Data records for software interfaces:
========================================

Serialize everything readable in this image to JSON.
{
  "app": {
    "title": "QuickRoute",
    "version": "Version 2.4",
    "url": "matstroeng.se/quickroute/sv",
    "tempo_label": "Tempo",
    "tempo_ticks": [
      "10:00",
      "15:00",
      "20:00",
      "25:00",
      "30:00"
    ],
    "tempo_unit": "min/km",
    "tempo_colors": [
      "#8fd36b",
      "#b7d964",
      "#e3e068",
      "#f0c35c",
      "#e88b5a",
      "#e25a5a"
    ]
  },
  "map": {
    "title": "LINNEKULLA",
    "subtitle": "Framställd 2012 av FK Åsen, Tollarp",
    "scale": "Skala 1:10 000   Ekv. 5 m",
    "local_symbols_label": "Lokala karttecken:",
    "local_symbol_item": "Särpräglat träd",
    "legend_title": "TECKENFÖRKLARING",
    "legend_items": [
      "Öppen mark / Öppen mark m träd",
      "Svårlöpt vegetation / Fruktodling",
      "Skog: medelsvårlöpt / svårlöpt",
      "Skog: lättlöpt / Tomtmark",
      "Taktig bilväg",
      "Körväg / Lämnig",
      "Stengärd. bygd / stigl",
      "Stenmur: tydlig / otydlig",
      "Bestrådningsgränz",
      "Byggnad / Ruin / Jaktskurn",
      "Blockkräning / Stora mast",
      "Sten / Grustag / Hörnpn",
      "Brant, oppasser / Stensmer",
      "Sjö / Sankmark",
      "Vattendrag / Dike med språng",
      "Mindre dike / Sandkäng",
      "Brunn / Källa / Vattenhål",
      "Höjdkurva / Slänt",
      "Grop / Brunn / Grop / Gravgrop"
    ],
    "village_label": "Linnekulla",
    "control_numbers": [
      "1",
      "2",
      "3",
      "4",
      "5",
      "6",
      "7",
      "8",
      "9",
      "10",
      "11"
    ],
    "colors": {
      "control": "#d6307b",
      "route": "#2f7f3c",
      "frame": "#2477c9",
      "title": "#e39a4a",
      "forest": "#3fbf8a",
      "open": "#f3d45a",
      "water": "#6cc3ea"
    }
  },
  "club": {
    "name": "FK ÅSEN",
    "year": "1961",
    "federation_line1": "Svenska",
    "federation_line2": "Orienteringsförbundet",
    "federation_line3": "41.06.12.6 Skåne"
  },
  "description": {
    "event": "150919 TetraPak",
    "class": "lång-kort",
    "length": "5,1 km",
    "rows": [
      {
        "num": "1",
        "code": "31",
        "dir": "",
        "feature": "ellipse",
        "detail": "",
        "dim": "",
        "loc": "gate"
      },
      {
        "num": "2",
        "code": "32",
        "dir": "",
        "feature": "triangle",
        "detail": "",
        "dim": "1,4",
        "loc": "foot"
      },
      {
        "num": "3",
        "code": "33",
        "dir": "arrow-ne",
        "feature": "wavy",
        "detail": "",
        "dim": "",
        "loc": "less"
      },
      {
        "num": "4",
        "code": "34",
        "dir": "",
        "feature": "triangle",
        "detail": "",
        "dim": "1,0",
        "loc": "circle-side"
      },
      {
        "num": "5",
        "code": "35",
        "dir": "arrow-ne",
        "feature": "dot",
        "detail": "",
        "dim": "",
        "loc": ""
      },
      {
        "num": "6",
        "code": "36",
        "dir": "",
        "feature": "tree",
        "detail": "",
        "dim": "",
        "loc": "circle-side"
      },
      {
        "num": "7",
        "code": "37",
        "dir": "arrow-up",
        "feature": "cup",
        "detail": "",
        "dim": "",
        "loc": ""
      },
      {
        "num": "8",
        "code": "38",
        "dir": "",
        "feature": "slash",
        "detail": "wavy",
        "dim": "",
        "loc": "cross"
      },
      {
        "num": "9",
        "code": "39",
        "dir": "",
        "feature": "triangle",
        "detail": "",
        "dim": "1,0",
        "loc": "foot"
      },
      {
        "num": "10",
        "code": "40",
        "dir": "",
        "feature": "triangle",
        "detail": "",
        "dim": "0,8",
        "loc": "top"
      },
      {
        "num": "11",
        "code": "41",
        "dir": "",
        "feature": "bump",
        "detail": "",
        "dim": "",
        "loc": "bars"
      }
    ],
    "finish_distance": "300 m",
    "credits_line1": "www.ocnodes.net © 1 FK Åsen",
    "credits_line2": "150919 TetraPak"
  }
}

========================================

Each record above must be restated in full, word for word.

Serialize everything readable in this image to JSON.
{
  "app": {
    "title": "QuickRoute",
    "version": "Version 2.4",
    "url": "matstroeng.se/quickroute/sv",
    "tempo_label": "Tempo",
    "tempo_ticks": [
      "10:00",
      "15:00",
      "20:00",
      "25:00",
      "30:00"
    ],
    "tempo_unit": "min/km",
    "tempo_colors": [
      "#8fd36b",
      "#b7d964",
      "#e3e068",
      "#f0c35c",
      "#e88b5a",
      "#e25a5a"
    ]
  },
  "map": {
    "title": "LINNEKULLA",
    "subtitle": "Framställd 2012 av FK Åsen, Tollarp",
    "scale": "Skala 1:10 000   Ekv. 5 m",
    "local_symbols_label": "Lokala karttecken:",
    "local_symbol_item": "Särpräglat träd",
    "legend_title": "TECKENFÖRKLARING",
    "legend_items": [
      "Öppen mark / Öppen mark m träd",
      "Svårlöpt vegetation / Fruktodling",
      "Skog: medelsvårlöpt / svårlöpt",
      "Skog: lättlöpt / Tomtmark",
      "Taktig bilväg",
      "Körväg / Lämnig",
      "Stengärd. bygd / stigl",
      "Stenmur: tydlig / otydlig",
      "Bestrådningsgränz",
      "Byggnad / Ruin / Jaktskurn",
      "Blockkräning / Stora mast",
      "Sten / Grustag / Hörnpn",
      "Brant, oppasser / Stensmer",
      "Sjö / Sankmark",
      "Vattendrag / Dike med språng",
      "Mindre dike / Sandkäng",
      "Brunn / Källa / Vattenhål",
      "Höjdkurva / Slänt",
      "Grop / Brunn / Grop / Gravgrop"
    ],
    "village_label": "Linnekulla",
    "control_numbers": [
      "1",
      "2",
      "3",
      "4",
      "5",
      "6",
      "7",
      "8",
      "9",
      "10",
      "11"
    ],
    "colors": {
      "control": "#d6307b",
      "route": "#2f7f3c",
      "frame": "#2477c9",
      "title": "#e39a4a",
      "forest": "#3fbf8a",
      "open": "#f3d45a",
      "water": "#6cc3ea"
    }
  },
  "club": {
    "name": "FK ÅSEN",
    "year": "1961",
    "federation_line1": "Svenska",
    "federation_line2": "Orienteringsförbundet",
    "federation_line3": "41.06.12.6 Skåne"
  },
  "description": {
    "event": "150919 TetraPak",
    "class": "lång-kort",
    "length": "5,1 km",
    "rows": [
      {
        "num": "1",
        "code": "31",
        "dir": "",
        "feature": "ellipse",
        "detail": "",
        "dim": "",
        "loc": "gate"
      },
      {
        "num": "2",
        "code": "32",
        "dir": "",
        "feature": "triangle",
        "detail": "",
        "dim": "1,4",
        "loc": "foot"
      },
      {
        "num": "3",
        "code": "33",
        "dir": "arrow-ne",
        "feature": "wavy",
        "detail": "",
        "dim": "",
        "loc": "less"
      },
      {
        "num": "4",
        "code": "34",
        "dir": "",
        "feature": "triangle",
        "detail": "",
        "dim": "1,0",
        "loc": "circle-side"
      },
      {
        "num": "5",
        "code": "35",
        "dir": "arrow-ne",
        "feature": "dot",
        "detail": "",
        "dim": "",
        "loc": ""
      },
      {
        "num": "6",
        "code": "36",
        "dir": "",
        "feature": "tree",
        "detail": "",
        "dim": "",
        "loc": "circle-side"
      },
      {
        "num": "7",
        "code": "37",
        "dir": "arrow-up",
        "feature": "cup",
        "detail": "",
        "dim": "",
        "loc": ""
      },
      {
        "num": "8",
        "code": "38",
        "dir": "",
        "feature": "slash",
        "detail": "wavy",
        "dim": "",
        "loc": "cross"
      },
      {
        "num": "9",
        "code": "39",
        "dir": "",
        "feature": "triangle",
        "detail": "",
        "dim": "1,0",
        "loc": "foot"
      },
      {
        "num": "10",
        "code": "40",
        "dir": "",
        "feature": "triangle",
        "detail": "",
        "dim": "0,8",
        "loc": "top"
      },
      {
        "num": "11",
        "code": "41",
        "dir": "",
        "feature": "bump",
        "detail": "",
        "dim": "",
        "loc": "bars"
      }
    ],
    "finish_distance": "300 m",
    "credits_line1": "www.ocnodes.net © 1 FK Åsen",
    "credits_line2": "150919 TetraPak"
  }
}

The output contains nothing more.